[EXERCISE DIRECTIONS]
All lines in the records below with the word "type" must be returned.

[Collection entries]
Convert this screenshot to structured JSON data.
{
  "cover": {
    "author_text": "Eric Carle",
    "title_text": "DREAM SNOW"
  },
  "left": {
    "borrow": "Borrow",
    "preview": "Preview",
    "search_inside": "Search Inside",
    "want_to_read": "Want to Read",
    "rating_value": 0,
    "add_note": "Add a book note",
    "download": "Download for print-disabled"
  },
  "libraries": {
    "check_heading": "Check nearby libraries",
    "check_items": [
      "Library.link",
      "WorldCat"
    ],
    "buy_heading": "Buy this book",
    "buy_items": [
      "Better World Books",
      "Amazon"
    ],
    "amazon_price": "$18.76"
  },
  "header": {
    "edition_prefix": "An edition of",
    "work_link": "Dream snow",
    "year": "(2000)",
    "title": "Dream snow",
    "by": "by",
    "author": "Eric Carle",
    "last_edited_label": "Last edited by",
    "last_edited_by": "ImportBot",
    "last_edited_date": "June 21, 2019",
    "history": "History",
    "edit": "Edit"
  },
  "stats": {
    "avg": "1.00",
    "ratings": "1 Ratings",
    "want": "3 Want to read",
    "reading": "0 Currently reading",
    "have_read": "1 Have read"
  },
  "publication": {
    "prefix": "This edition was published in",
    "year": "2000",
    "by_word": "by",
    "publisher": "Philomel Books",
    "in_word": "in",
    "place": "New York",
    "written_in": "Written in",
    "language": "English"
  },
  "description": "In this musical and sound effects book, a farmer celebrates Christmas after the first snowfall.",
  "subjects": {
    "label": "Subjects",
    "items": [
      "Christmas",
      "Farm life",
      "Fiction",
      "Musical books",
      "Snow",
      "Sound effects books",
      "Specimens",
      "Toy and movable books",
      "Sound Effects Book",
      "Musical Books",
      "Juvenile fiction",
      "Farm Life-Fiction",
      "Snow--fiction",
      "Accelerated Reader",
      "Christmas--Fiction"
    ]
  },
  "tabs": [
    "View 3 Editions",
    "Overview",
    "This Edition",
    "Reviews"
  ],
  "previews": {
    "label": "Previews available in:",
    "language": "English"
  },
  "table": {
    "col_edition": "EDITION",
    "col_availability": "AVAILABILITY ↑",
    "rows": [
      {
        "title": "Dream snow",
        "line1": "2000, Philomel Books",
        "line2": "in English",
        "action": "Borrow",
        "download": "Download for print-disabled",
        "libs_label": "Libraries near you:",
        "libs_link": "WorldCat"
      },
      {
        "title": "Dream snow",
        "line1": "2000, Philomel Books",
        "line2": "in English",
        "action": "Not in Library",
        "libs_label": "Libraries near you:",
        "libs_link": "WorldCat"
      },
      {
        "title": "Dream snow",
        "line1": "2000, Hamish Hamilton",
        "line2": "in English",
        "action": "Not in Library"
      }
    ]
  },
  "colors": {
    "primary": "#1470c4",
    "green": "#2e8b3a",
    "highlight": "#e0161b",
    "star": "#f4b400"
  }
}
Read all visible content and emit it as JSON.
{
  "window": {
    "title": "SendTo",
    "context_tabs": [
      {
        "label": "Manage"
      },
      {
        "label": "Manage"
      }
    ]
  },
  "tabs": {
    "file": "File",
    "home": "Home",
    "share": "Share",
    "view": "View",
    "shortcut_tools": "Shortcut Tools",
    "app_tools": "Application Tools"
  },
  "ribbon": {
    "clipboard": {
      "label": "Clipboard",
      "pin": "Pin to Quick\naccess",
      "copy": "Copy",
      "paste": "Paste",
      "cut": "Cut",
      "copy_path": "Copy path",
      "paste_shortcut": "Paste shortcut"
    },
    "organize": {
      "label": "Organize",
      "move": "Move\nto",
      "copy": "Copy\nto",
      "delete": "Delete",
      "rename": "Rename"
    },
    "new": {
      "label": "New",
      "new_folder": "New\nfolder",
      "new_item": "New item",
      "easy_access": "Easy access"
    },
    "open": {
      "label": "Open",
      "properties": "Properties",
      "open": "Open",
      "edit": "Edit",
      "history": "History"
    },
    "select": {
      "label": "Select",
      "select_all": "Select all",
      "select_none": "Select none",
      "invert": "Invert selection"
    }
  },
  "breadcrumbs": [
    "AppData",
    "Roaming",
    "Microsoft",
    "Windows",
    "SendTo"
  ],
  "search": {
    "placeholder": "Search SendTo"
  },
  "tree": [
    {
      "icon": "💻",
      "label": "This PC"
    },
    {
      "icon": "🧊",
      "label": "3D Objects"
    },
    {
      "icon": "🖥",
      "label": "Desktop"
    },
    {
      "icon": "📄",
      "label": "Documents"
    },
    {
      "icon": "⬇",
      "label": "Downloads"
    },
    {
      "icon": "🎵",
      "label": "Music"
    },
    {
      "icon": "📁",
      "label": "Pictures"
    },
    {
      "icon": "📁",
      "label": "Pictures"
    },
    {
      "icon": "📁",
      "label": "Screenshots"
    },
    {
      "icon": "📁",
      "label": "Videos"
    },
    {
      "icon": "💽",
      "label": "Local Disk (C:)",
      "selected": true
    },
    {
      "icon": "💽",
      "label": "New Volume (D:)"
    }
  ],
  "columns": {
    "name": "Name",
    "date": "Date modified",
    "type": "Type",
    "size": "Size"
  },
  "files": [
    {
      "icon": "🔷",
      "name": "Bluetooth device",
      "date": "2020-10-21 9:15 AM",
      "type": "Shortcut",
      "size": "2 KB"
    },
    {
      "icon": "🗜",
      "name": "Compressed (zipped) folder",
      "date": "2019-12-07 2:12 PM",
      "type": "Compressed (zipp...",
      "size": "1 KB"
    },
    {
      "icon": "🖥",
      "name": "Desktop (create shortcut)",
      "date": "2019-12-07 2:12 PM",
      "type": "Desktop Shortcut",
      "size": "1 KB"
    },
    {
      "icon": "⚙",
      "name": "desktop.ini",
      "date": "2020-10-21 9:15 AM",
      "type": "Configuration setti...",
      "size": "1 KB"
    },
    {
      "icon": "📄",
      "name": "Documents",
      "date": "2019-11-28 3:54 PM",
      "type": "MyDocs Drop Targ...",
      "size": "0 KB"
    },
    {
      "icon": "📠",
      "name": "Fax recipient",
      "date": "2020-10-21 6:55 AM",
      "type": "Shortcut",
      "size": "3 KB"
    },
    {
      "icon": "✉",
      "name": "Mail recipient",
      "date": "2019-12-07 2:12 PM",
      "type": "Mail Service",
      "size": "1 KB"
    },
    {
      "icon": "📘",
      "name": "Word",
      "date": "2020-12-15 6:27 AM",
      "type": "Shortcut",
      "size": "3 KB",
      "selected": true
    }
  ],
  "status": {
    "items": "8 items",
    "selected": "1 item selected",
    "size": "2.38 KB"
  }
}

[YOUR RESPONSE]
    "type": "Type",
      "type": "Shortcut",
      "type": "Compressed (zipp...",
      "type": "Desktop Shortcut",
      "type": "Configuration setti...",
      "type": "MyDocs Drop Targ...",
      "type": "Shortcut",
      "type": "Mail Service",
      "type": "Shortcut",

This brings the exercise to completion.